What I appreciated about “Judge me. Hate me. Love me.” was that it questioned this divide we see between modern dancers and their audience and how can it be changed. In many ways it relates to what I was spoke about with the performance ‘closer’.
It is rare that an audience is fully encouraged to step into the performance—to question and explore alongside the performer. And although we could argue that the audience needs to take responsibility to participate, as artists it is also our responsibility to make sure our audience is actively engaged in dialogue with us and not just staring blindly, watching from the sideline.
As James Baldwin stated, “The role of the artist is exactly the same as the role of the lover. If I love you, I have to make you conscious of the things you don’t see.” As artists we need to help and encourage our spectators to not be afraid to enter into these more foreign, unknown topics, questions and ideas rather than expecting them to arrive there on their own.
“Judge me. Hate me. Love me.” was attempting to fulfill that duty by trying to figure out how they can encourage and help their audience better understand what they are doing and why. They approached the performance in a light-hearted way, acting as if they were scientists and we, the audience, were participants in their study. As a result, they broke down the performer-audience dichotomy by trying to change the perspective from a performer-audience interaction to an interaction that was simply happening between people.
Ananya's Dance Theatre: breaking down barriers and opening up room for change
The final performance I attend was Roktim: Nurture Incarnadine, and was not just a performance but also a workshop. It was put on by Ananya’s Dance Theatre (ADT) and just like the previous two performance, it asked the audience to take an active role in the performance.
Ananya's Dance Theatre puts this workshop on every year right before their big performance in September. I am personally a big fan of their work as it is based in the relationship between art and the world, focusing on how art can help us improve the world and the societies we live in. Their performance always explores a global issue or human-rights concern which they question and investigate as a group through different hands-on explorations.
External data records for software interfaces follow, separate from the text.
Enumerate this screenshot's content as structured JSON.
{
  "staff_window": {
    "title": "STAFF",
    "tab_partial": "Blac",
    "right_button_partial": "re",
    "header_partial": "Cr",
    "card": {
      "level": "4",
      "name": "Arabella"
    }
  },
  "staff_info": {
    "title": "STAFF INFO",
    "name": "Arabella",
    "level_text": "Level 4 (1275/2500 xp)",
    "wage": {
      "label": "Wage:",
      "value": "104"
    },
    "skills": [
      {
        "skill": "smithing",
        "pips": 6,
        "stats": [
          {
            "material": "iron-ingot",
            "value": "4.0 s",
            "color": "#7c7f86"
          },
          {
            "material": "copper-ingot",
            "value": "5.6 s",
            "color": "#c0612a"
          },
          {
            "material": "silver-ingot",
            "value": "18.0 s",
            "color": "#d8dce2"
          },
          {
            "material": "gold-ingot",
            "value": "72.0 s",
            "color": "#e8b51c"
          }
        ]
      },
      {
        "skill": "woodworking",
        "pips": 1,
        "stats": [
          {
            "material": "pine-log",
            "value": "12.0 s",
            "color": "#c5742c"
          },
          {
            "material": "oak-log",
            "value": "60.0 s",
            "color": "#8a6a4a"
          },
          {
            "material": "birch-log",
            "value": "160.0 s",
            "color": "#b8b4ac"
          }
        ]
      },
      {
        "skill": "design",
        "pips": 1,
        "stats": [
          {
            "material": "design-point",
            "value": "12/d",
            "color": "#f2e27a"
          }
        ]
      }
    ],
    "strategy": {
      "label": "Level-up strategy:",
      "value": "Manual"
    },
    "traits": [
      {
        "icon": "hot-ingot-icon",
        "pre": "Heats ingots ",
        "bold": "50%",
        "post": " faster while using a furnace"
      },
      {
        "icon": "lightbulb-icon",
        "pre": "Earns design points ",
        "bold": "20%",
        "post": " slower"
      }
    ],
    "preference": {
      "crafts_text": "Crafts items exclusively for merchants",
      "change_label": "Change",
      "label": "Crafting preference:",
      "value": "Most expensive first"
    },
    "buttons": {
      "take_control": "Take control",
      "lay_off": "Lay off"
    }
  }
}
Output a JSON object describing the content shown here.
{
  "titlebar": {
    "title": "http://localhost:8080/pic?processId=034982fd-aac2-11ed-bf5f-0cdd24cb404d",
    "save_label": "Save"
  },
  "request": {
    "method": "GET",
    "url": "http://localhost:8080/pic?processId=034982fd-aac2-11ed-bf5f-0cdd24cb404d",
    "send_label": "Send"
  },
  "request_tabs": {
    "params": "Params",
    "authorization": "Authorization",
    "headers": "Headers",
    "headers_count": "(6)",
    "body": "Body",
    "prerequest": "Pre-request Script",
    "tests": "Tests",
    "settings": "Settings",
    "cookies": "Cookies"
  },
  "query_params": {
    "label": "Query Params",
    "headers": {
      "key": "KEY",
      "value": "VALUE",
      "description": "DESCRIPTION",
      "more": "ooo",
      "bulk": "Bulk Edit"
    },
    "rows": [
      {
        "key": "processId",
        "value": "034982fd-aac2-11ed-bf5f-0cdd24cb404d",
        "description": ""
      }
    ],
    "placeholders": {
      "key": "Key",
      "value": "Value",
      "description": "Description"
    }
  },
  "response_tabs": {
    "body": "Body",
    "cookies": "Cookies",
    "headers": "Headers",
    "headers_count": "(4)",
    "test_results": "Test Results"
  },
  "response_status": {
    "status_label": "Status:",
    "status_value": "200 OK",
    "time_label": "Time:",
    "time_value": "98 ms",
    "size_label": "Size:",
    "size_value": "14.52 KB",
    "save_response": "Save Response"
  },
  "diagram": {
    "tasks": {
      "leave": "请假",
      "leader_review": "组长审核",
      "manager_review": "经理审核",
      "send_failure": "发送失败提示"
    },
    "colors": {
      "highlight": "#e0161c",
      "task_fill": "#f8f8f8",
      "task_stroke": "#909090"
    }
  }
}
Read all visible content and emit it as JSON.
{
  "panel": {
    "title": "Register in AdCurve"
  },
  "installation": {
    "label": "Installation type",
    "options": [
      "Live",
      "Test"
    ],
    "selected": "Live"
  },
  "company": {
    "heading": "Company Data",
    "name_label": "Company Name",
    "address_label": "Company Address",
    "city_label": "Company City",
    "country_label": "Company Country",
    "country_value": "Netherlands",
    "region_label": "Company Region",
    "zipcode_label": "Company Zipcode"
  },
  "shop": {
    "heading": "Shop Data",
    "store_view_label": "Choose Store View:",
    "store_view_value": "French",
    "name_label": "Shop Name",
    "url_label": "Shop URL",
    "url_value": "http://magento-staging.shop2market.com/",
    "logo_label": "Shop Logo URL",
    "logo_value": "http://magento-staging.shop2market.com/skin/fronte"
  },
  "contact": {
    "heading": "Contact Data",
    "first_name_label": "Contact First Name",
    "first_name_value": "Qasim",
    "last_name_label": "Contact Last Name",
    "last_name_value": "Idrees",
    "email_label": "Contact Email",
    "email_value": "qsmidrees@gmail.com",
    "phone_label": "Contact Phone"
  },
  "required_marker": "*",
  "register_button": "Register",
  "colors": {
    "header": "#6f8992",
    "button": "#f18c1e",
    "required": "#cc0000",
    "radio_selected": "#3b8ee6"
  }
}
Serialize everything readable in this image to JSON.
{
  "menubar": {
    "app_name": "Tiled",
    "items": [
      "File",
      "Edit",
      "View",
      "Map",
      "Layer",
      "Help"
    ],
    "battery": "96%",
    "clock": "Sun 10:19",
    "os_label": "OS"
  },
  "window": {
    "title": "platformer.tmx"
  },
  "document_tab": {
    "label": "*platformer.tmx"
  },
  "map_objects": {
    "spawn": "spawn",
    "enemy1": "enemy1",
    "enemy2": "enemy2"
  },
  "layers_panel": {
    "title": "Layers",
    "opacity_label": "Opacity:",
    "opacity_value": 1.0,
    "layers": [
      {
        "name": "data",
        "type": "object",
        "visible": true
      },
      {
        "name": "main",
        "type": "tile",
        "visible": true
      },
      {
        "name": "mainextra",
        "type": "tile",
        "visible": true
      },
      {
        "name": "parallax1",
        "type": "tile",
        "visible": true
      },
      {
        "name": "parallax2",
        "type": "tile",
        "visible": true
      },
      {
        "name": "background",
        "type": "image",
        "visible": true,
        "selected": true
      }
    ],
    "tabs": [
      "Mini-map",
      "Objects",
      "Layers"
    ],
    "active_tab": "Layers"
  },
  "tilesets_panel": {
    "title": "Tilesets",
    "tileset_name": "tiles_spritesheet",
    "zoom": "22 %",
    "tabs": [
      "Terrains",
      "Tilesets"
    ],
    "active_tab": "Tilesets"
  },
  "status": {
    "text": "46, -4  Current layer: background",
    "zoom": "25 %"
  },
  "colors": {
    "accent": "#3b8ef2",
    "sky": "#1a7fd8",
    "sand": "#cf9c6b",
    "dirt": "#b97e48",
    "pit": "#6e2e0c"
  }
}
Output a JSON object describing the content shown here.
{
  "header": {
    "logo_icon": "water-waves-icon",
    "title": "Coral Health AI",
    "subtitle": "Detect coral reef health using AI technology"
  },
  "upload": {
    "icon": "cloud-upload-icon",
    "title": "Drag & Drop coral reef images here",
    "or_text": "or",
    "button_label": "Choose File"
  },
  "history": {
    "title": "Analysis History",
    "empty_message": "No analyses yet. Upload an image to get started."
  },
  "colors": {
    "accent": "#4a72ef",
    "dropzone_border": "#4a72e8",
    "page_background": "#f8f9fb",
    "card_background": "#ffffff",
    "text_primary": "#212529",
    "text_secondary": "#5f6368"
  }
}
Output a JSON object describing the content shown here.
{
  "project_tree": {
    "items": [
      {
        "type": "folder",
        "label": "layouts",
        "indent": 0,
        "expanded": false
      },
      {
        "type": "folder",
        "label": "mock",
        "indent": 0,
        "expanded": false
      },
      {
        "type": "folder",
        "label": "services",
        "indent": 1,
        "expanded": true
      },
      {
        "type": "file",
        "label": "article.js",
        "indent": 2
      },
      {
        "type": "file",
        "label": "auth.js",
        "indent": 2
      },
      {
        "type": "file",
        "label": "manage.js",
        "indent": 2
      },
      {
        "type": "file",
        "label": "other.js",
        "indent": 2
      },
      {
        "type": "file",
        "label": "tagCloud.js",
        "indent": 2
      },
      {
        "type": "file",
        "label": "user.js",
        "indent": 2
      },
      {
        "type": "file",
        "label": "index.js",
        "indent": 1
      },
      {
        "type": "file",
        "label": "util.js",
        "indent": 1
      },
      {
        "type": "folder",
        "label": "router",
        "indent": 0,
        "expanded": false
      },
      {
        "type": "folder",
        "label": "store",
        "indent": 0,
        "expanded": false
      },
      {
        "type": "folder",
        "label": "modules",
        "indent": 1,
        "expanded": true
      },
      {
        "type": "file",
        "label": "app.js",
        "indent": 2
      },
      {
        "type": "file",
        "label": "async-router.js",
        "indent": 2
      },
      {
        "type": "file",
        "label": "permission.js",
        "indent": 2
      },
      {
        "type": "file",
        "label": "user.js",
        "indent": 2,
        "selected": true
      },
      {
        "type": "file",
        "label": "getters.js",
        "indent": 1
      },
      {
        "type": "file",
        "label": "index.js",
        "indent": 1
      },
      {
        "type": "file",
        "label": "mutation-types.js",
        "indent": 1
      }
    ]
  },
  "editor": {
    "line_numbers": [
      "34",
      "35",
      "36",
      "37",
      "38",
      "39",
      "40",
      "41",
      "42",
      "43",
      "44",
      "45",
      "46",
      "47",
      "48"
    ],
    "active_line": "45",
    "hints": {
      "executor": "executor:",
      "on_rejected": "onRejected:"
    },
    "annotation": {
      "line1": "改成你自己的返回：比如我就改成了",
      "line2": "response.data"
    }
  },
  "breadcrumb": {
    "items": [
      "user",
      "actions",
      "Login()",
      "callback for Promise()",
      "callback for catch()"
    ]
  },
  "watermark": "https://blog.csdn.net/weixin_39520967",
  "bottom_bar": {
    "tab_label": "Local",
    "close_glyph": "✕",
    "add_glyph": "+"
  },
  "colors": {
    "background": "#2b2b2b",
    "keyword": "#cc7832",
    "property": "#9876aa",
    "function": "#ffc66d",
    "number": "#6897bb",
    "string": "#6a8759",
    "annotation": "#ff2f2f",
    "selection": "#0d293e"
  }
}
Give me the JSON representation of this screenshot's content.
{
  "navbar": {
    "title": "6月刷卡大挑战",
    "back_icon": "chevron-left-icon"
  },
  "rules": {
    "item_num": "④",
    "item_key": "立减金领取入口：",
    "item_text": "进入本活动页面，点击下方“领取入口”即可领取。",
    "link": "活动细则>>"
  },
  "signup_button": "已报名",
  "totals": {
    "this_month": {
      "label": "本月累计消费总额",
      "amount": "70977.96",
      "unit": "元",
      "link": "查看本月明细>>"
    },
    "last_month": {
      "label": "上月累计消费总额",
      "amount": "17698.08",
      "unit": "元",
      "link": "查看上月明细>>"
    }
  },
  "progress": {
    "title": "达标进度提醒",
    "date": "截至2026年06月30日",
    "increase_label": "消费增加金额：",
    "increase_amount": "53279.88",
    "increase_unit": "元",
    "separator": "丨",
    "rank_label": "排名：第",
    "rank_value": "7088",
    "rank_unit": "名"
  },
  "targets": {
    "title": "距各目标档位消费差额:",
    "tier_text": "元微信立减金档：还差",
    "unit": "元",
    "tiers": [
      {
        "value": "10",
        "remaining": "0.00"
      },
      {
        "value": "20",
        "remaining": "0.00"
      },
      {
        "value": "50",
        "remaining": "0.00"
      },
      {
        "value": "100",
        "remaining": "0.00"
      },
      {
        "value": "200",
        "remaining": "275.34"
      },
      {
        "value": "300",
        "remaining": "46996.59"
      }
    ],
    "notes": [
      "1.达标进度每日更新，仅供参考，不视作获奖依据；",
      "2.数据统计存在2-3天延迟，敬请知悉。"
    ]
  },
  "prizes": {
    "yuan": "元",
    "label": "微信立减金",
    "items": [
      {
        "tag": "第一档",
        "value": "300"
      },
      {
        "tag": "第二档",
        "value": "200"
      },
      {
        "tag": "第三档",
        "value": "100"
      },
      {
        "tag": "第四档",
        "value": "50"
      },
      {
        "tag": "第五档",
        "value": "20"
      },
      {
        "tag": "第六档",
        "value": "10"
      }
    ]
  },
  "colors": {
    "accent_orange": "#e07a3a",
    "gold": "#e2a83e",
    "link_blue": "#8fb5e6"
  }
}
They then translate the knowledge they have gained into different choreographies and performances to share with the community.
Ananya Dance Theatre say they are “guided by Shawngram” (which in Bengali means resistance) and they are interested in creating dialogue with their community about the topics they are exploring by “conduct[ing] story sharing and movement circles, where the community is invited into the creative process”.
Their company and their work is a beautiful example of how art and performance can take an integral part in our societies and can be used as an active hand in improving our societal structures.
The workshop they hold every year is an opportunity to help talk through the performance and topics they are exploring with the audience and to help the community understand how they, as spectators, can become active participants.
I see their work to be a great example of what can emerge when the performer-audience dichotomy is broken down. In doing so the performers and the audience begin to understand each other and feel comfortable entering into each others conversations, the beginning to any strong movement or change.